→ **Requirement**: Wherever the string "From" appears in the entries below, return the line that holds it.

□ □ □ □ □ □ □

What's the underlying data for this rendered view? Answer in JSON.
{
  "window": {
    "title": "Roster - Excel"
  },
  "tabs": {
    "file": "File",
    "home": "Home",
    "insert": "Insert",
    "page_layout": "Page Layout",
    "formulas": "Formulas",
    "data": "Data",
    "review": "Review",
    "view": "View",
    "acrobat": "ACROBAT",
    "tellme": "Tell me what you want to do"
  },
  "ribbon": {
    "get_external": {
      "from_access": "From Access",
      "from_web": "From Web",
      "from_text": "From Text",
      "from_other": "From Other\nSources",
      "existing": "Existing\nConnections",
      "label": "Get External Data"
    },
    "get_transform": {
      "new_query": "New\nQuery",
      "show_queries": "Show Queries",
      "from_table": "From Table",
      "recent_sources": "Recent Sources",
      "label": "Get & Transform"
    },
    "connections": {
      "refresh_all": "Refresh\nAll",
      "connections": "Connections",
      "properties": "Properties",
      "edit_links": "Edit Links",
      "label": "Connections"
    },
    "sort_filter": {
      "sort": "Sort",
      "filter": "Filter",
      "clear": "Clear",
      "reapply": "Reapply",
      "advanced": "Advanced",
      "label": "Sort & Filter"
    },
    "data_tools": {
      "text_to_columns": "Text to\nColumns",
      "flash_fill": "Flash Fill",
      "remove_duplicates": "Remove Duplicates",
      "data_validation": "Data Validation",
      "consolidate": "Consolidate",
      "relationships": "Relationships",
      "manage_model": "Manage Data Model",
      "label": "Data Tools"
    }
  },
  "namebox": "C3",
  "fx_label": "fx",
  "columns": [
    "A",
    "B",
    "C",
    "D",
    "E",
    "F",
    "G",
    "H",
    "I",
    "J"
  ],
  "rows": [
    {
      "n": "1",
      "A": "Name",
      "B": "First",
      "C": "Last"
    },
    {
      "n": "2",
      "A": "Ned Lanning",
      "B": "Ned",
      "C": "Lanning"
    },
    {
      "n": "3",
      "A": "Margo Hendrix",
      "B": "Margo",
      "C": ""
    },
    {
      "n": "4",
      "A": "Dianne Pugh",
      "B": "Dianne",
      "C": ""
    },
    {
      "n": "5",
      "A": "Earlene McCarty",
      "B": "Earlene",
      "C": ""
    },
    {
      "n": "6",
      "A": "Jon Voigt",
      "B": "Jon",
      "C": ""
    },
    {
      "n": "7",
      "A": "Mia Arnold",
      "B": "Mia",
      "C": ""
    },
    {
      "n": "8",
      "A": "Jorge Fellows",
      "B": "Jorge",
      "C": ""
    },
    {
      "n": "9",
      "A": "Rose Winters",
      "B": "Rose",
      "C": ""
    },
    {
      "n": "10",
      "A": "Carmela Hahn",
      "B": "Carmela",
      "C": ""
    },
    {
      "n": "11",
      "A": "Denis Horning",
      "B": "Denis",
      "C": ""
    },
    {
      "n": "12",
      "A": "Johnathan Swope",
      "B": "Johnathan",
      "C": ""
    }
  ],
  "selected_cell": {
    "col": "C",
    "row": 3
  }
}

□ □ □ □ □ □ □

→ **Completed exercise**:
      "from_access": "From Access",
      "from_web": "From Web",
      "from_text": "From Text",
      "from_other": "From Other\nSources",
      "from_table": "From Table",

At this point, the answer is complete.